• Task description
Return each entry precisely as it appears below.

• Record set
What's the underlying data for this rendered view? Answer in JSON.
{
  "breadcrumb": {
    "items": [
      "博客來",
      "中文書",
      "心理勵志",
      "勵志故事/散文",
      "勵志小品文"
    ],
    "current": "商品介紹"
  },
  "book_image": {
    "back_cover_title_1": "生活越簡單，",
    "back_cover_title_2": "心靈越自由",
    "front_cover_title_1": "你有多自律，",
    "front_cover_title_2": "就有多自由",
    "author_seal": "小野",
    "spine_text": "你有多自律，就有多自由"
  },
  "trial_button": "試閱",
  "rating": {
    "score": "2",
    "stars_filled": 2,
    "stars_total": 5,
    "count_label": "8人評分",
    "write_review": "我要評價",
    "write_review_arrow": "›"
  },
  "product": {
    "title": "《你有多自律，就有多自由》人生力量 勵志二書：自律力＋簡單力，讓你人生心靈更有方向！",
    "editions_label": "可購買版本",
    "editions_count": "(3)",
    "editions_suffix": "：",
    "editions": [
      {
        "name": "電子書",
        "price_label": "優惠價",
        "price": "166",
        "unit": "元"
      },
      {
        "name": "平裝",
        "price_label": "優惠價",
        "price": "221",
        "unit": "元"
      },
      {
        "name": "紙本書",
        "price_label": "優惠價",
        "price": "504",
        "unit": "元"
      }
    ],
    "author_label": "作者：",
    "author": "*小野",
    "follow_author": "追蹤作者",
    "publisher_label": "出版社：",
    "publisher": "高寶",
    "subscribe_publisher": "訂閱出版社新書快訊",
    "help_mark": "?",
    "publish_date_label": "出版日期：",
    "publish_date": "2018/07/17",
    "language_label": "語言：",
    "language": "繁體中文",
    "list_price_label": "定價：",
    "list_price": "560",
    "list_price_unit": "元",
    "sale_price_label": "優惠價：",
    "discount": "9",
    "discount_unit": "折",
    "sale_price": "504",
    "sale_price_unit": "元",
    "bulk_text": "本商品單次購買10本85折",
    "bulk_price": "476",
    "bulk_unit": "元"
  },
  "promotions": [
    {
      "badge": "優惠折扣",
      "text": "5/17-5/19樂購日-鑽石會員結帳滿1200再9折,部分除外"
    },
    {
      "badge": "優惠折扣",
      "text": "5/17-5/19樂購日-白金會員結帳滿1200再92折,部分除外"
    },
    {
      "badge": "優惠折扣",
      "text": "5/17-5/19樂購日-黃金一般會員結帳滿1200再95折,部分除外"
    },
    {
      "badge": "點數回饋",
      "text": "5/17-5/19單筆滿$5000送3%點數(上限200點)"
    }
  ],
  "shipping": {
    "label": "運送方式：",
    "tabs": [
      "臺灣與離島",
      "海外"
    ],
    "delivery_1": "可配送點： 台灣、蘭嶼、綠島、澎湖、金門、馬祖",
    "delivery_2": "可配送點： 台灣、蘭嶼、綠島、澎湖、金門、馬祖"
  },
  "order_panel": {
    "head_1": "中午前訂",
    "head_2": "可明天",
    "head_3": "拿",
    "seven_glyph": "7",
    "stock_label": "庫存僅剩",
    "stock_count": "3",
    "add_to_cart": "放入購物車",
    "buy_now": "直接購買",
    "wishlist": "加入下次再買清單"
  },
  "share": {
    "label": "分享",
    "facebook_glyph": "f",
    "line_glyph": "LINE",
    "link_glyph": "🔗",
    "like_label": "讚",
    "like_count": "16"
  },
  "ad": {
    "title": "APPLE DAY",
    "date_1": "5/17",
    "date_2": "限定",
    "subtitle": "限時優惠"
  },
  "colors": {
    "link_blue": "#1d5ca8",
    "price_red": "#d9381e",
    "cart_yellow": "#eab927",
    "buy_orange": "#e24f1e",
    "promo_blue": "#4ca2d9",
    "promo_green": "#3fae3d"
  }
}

• Exercise response
What's the underlying data for this rendered view? Answer in JSON.
{
  "breadcrumb": {
    "items": [
      "博客來",
      "中文書",
      "心理勵志",
      "勵志故事/散文",
      "勵志小品文"
    ],
    "current": "商品介紹"
  },
  "book_image": {
    "back_cover_title_1": "生活越簡單，",
    "back_cover_title_2": "心靈越自由",
    "front_cover_title_1": "你有多自律，",
    "front_cover_title_2": "就有多自由",
    "author_seal": "小野",
    "spine_text": "你有多自律，就有多自由"
  },
  "trial_button": "試閱",
  "rating": {
    "score": "2",
    "stars_filled": 2,
    "stars_total": 5,
    "count_label": "8人評分",
    "write_review": "我要評價",
    "write_review_arrow": "›"
  },
  "product": {
    "title": "《你有多自律，就有多自由》人生力量 勵志二書：自律力＋簡單力，讓你人生心靈更有方向！",
    "editions_label": "可購買版本",
    "editions_count": "(3)",
    "editions_suffix": "：",
    "editions": [
      {
        "name": "電子書",
        "price_label": "優惠價",
        "price": "166",
        "unit": "元"
      },
      {
        "name": "平裝",
        "price_label": "優惠價",
        "price": "221",
        "unit": "元"
      },
      {
        "name": "紙本書",
        "price_label": "優惠價",
        "price": "504",
        "unit": "元"
      }
    ],
    "author_label": "作者：",
    "author": "*小野",
    "follow_author": "追蹤作者",
    "publisher_label": "出版社：",
    "publisher": "高寶",
    "subscribe_publisher": "訂閱出版社新書快訊",
    "help_mark": "?",
    "publish_date_label": "出版日期：",
    "publish_date": "2018/07/17",
    "language_label": "語言：",
    "language": "繁體中文",
    "list_price_label": "定價：",
    "list_price": "560",
    "list_price_unit": "元",
    "sale_price_label": "優惠價：",
    "discount": "9",
    "discount_unit": "折",
    "sale_price": "504",
    "sale_price_unit": "元",
    "bulk_text": "本商品單次購買10本85折",
    "bulk_price": "476",
    "bulk_unit": "元"
  },
  "promotions": [
    {
      "badge": "優惠折扣",
      "text": "5/17-5/19樂購日-鑽石會員結帳滿1200再9折,部分除外"
    },
    {
      "badge": "優惠折扣",
      "text": "5/17-5/19樂購日-白金會員結帳滿1200再92折,部分除外"
    },
    {
      "badge": "優惠折扣",
      "text": "5/17-5/19樂購日-黃金一般會員結帳滿1200再95折,部分除外"
    },
    {
      "badge": "點數回饋",
      "text": "5/17-5/19單筆滿$5000送3%點數(上限200點)"
    }
  ],
  "shipping": {
    "label": "運送方式：",
    "tabs": [
      "臺灣與離島",
      "海外"
    ],
    "delivery_1": "可配送點： 台灣、蘭嶼、綠島、澎湖、金門、馬祖",
    "delivery_2": "可配送點： 台灣、蘭嶼、綠島、澎湖、金門、馬祖"
  },
  "order_panel": {
    "head_1": "中午前訂",
    "head_2": "可明天",
    "head_3": "拿",
    "seven_glyph": "7",
    "stock_label": "庫存僅剩",
    "stock_count": "3",
    "add_to_cart": "放入購物車",
    "buy_now": "直接購買",
    "wishlist": "加入下次再買清單"
  },
  "share": {
    "label": "分享",
    "facebook_glyph": "f",
    "line_glyph": "LINE",
    "link_glyph": "🔗",
    "like_label": "讚",
    "like_count": "16"
  },
  "ad": {
    "title": "APPLE DAY",
    "date_1": "5/17",
    "date_2": "限定",
    "subtitle": "限時優惠"
  },
  "colors": {
    "link_blue": "#1d5ca8",
    "price_red": "#d9381e",
    "cart_yellow": "#eab927",
    "buy_orange": "#e24f1e",
    "promo_blue": "#4ca2d9",
    "promo_green": "#3fae3d"
  }
}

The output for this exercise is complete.